The Duke of York is braced for his sex abuse accuser to return to the public eye as a gagging clause signed by both parties is lifted in February.
Prince Andrew paid millions to settle a civil case with Virginia Giuffre earlier this year, securing a deal that bought him just one-year of silence. The Duke did not admit any wrongdoing as part of the civil case settlement.
However, that agreement will come to an end within weeks, meaning that Ms Giuffre, who now lives in Australia with her husband and children, will be once again likely to be free to talk about the years of abuse she suffered at the hands of Jeffrey Epstein, the convicted sex offender.
It raises the prospect that she could resume television interviews, or even write a book.
Ms Giuffre sued the Duke for unspecified damages last year, claiming she was forced to have sex with him on three separate occasions in 2001, when she was 17.
The Duke, who denied any wrongdoing, was determined to take the civil case to trial and clear his name.
But Buckingham Palace urged him to settle as increasingly damaging and lurid claims dominated the news agenda and threatened to overshadow Queen Elizabeth II’s Platinum Jubilee celebrations.
The late Queen was becoming increasingly frail and may have known at the time that she did not have long to live. There was concern that, among other things, the early February announcement that Camilla, the then Duchess of Cornwall - with her mother-in-law’s blessing - would be known as the Queen Consort when Charles acceded the throne would be eclipsed by the ongoing legal battle.
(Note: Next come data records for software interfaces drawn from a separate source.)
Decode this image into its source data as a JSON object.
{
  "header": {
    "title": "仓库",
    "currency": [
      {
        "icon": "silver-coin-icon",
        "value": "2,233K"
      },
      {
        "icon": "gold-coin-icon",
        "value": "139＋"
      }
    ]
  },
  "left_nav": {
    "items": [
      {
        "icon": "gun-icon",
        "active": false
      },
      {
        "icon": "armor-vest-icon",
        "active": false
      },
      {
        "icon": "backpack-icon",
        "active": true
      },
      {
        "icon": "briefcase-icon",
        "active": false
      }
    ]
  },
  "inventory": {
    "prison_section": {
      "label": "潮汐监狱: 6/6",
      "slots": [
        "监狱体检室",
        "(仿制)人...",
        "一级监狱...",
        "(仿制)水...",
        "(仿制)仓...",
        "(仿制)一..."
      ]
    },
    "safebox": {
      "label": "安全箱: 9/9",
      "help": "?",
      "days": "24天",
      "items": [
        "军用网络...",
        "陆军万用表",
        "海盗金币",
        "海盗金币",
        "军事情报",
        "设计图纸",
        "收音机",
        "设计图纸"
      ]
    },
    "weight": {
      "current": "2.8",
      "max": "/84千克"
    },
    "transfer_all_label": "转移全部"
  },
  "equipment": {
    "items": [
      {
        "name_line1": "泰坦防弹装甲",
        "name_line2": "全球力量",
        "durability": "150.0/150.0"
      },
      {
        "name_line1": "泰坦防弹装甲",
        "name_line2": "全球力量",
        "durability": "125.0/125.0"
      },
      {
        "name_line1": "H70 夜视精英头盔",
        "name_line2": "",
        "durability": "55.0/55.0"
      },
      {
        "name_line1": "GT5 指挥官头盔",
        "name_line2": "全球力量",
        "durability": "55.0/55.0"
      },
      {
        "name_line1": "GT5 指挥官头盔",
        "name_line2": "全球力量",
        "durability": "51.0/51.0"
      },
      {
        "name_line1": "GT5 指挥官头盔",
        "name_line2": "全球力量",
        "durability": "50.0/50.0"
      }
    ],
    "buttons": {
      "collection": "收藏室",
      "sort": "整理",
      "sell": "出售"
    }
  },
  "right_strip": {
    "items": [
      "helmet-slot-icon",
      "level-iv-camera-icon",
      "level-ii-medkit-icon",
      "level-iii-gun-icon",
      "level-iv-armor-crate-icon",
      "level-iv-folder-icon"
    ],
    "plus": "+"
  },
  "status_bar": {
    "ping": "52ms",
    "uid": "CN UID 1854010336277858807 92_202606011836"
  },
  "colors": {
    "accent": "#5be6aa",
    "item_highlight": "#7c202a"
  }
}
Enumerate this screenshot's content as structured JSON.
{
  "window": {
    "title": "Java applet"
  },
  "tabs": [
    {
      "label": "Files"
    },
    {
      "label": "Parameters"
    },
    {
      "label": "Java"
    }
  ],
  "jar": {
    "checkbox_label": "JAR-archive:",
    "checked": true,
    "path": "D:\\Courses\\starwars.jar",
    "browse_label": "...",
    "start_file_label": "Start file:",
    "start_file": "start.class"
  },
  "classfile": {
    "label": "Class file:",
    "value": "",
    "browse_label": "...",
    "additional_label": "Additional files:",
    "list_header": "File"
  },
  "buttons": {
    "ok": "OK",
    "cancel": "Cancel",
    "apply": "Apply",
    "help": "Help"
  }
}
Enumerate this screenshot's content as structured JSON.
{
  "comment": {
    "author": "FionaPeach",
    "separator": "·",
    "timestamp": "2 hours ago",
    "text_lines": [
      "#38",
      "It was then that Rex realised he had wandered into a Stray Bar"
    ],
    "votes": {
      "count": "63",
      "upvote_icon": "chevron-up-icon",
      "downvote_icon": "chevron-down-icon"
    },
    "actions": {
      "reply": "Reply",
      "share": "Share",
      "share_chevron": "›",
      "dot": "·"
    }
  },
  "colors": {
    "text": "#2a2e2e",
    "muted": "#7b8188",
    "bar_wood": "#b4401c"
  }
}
Buckingham Palace announced in January that it had stripped Prince Andrew of all military titles and patronages, ordered him not to use his HRH title and ruled out any return to public duties.
However, the Duke came under intense pressure to strike a deal - eventually announced on February 15 - that would draw a line under the case and allow him to retreat from the public eye.
In order to facilitate the deal, the late Queen contributed to a hefty financial settlement which was accompanied by a 12-month gagging clause, ensuring that neither side could discuss any aspect of the case or the financial deal.
The majority of the $12 million settlement went to Ms Giuffre, while around $2 million was donated to her sex trafficking charity, it is understood.
The inclusion of the gagging clause was considered critical and is understood to have been a prerequisite for the Duke borrowing sufficient money from his family to settle the case.
However, some aides were said to be “incredulous” that Prince Andrew could have paid so much money only to have the allegations repeated after such a relatively short space of time.
A friend said when the deal was signed: "If you’re going to go for legal resolution at those sorts of prices then you want silence - but what we’ve got is silence for the Platinum Jubilee."
The gagging clause will be lifted in late February, although the specific terms of the deal have not been revealed.
It is thought that while Ms Giuffre might be free to speak publicly about her experience of being sex trafficked by Jeffrey Epstein and Ghislaine Maxwell, she may have agreed not to discuss the Duke or repeat her allegations about him.
A spokesman for the Duke declined to comment.